However, once Paul finds himself inside a trench, unprepared and wearing another soldier’s outfit, he realizes that he has signed up for a nightmare of bloodshed and chaos.
Meanwhile, Matthias Erzberger (Daniel Brühl), a German politician, continues his desperate efforts to bring the conflict to a close in order to prevent further needless deaths. He is opposed not just by the warmongering French but the Berlin military establishment. As personified by General Friedrich (Devid Striesow), they believe German honor must be safeguarded irrespective of the cost.

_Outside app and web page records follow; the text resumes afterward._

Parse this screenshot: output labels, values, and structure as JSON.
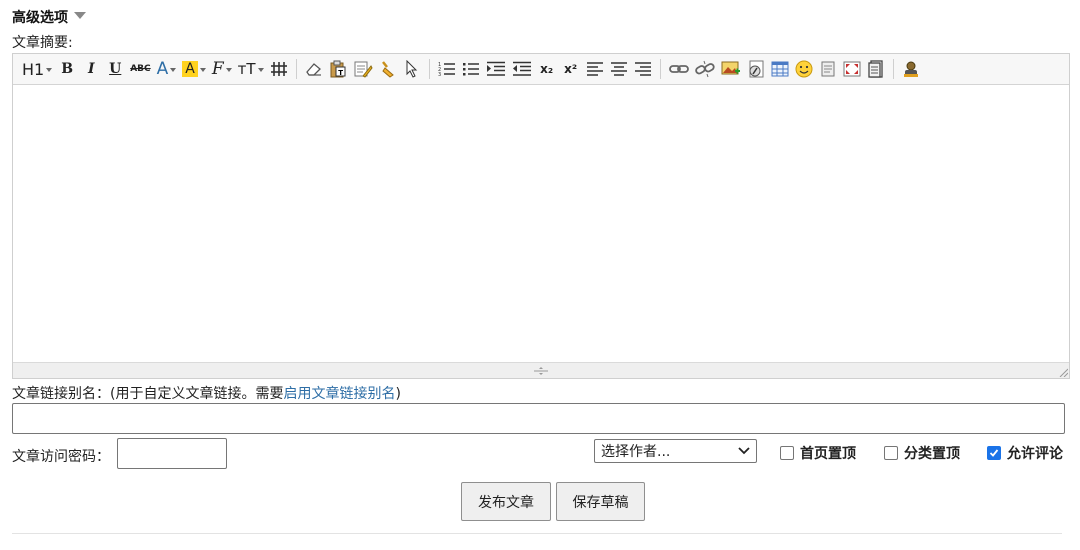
{
  "advanced": {
    "title": "高级选项"
  },
  "summary": {
    "label": "文章摘要:"
  },
  "toolbar": {
    "heading_label": "H1",
    "bold_label": "B",
    "italic_label": "I",
    "underline_label": "U",
    "strike_label": "ABC",
    "font_color_label": "A",
    "bg_color_label": "A",
    "font_family_label": "F",
    "font_size_label": "тT",
    "subscript_label": "x₂",
    "superscript_label": "x²"
  },
  "slug": {
    "label_prefix": "文章链接别名：(用于自定义文章链接。需要",
    "link_text": "启用文章链接别名",
    "label_suffix": ")",
    "value": ""
  },
  "password": {
    "label": "文章访问密码：",
    "value": ""
  },
  "author_select": {
    "selected": "选择作者..."
  },
  "checkboxes": {
    "home_top": {
      "label": "首页置顶",
      "checked": false
    },
    "category_top": {
      "label": "分类置顶",
      "checked": false
    },
    "allow_comment": {
      "label": "允许评论",
      "checked": true
    }
  },
  "buttons": {
    "publish": "发布文章",
    "save_draft": "保存草稿"
  },
  "colors": {
    "link": "#2e6ea6",
    "checkbox_checked": "#1a73e8",
    "highlight": "#ffd21f"
  }
}
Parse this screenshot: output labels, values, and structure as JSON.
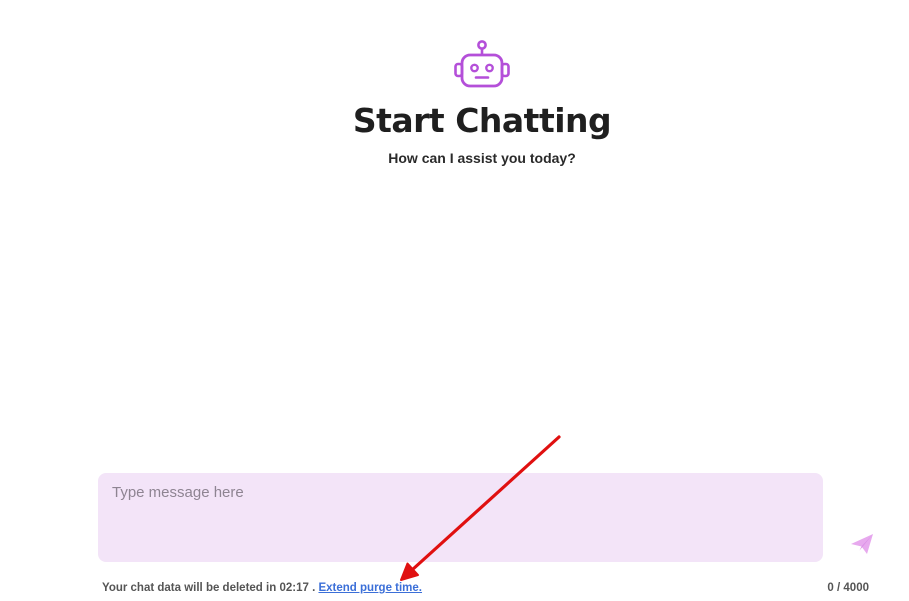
{
  "header": {
    "icon": "robot-icon",
    "title": "Start Chatting",
    "subtitle": "How can I assist you today?"
  },
  "composer": {
    "placeholder": "Type message here",
    "value": "",
    "send_icon": "paper-plane-icon"
  },
  "footer": {
    "purge_prefix": "Your chat data will be deleted in",
    "purge_time": "02:17",
    "purge_separator": ".",
    "extend_link": "Extend purge time.",
    "char_count": "0 / 4000"
  },
  "colors": {
    "accent": "#b44fd9",
    "input_background": "#f3e4f8",
    "link": "#3b6fd8",
    "annotation_arrow": "#e01010"
  }
}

Of course, the stories are entwined as Erzberger chases an end to the horror. But we’re constantly reminded how much distance there is between the military leaders and the boys in the trenches, and serving as a striking counterpoint to any heroic notion that the war is good of for one’s country.
Without a doubt, this is a brutal and uncompromising study of the realities of war. The film serves as a sobering reminder of the soldiers who died in battle on both sides. The fact the war depicted took place more than a hundred years ago doesn’t make it any less relevant. It could be shown in Ukraine today, and soldiers on both sides would understand. And the odd thing is since we’re seeing it from the eyes of the young German soldiers, who are truly clueless as to why they’re really even fighting, you do empathize and feel sorry for them.
The relationship between Stanislaus “Kat” Katczinsky (Albrecht Schuch), an older and more careworn professional soldier and Paul is the film’s emotional core, providing the humanity, humor and camaraderie that make the visceral battle scenes hit all the harder. You find yourself even rooting for them. This film humanizes them but importantly shows the politicians who are truly to blame for the atrocities. The powerful men behind the scenes, hundreds of miles away from the real pain and suffering they cause.
Here, director Berger spares the viewer nothing: Bodies are blown apart, the mud sucks weary legs down and makes the men easier targets as the bodies pile up, the hand-to-hand combat is claustrophobic and terrifying, often accompanied not by dialogue, but just the heavy breathing and desperate grunting of exhausted men trying to stay alive. It also never fails to do justice to its subject matter, though is perhaps conscious of its own classic status.
And nothing in it quite matches the shudder of the brutal opening sequence of the war machine: a soldier is killed and his uniform is removed from his corpse, washed and mended with all the others and then dished out to raw recruit Paul with the dead man’s name tag accidentally left on the collar, to Paul’s bewilderment.
The battle scenes too are appallingly visceral. The most brutal part of the film is the weapons of war used here. Tanks, flame throwers, planes dropping bombs. Men screaming in pure terror while the bullet proof tanks drive over them, while flames fill their trenches, or planes blow them up while they flee.
It also helps that Felix Kammerer brings a genuinely impressive performance that illuminates the misery of a young soldier who must face every conceivable fear. He is quickly well supported by Tjaden Stackfleet, Edin Hasanovic, Aaron Hilmer, Moritz Klaus, and Adrian Grünewald. But none compare to tremendous performance of Albrecht Schuch, who manages to steal spotlight in every frame.
Despite being the most known face among the cast, Daniel Brühl delivers a low key yet memorable turn. In other roles, Edin Hasanovic, Devid Striesow, Andreas Döhler, Sebastian Hülk, Luc Feit, Michael Stange, Alexander Schuster, Moritz Klaus, Tobias Langhoff, André Marcon, Michael Wittenborn and Anton von Lucke are effective. On the whole, ‘All Quiet on the Western Front’ is a brutal, stunning and potent reminder of the true horror and futility of war.
Directed – Edward Berger
Rated – R
Run Time – 143 minutes